Founded in 1838 by merchant and philanthropist Nathan Dunn (1782-1844), the Chinese museum informed and entertained Philadelphians from 1838-1841 with its variety of objects, art, and life-size figures in recreated Chinese room settings. For the 50,000 or so people who visited, the museum provided a window into a world that few of them ever would have the chance to experience firsthand.

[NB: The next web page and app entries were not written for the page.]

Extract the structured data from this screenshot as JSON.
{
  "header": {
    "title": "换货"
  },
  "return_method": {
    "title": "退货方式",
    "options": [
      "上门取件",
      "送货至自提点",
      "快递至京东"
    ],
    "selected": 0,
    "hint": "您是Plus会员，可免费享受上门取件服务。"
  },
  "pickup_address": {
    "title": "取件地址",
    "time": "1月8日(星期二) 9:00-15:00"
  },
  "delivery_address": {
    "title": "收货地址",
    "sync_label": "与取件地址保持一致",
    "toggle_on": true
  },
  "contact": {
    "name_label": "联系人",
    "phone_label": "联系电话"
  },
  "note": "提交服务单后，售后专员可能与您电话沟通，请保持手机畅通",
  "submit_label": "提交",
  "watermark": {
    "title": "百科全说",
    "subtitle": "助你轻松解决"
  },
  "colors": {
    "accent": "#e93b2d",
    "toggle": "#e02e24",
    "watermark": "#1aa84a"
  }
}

In his 1986 B.A. thesis at the University of Pennsylvania, Aaron Caplan described American diplomatic, commercial, and religious involvement in China and how the experiences of Anglo-American traders and missionaries influenced public perceptions of China and the Chinese. He explored how, in this context, Nathan Dunn's Chinese Museum educated and entertained the public and how it fit into the world of Philadelphia museums in the late eighteenth and early nineteenth century.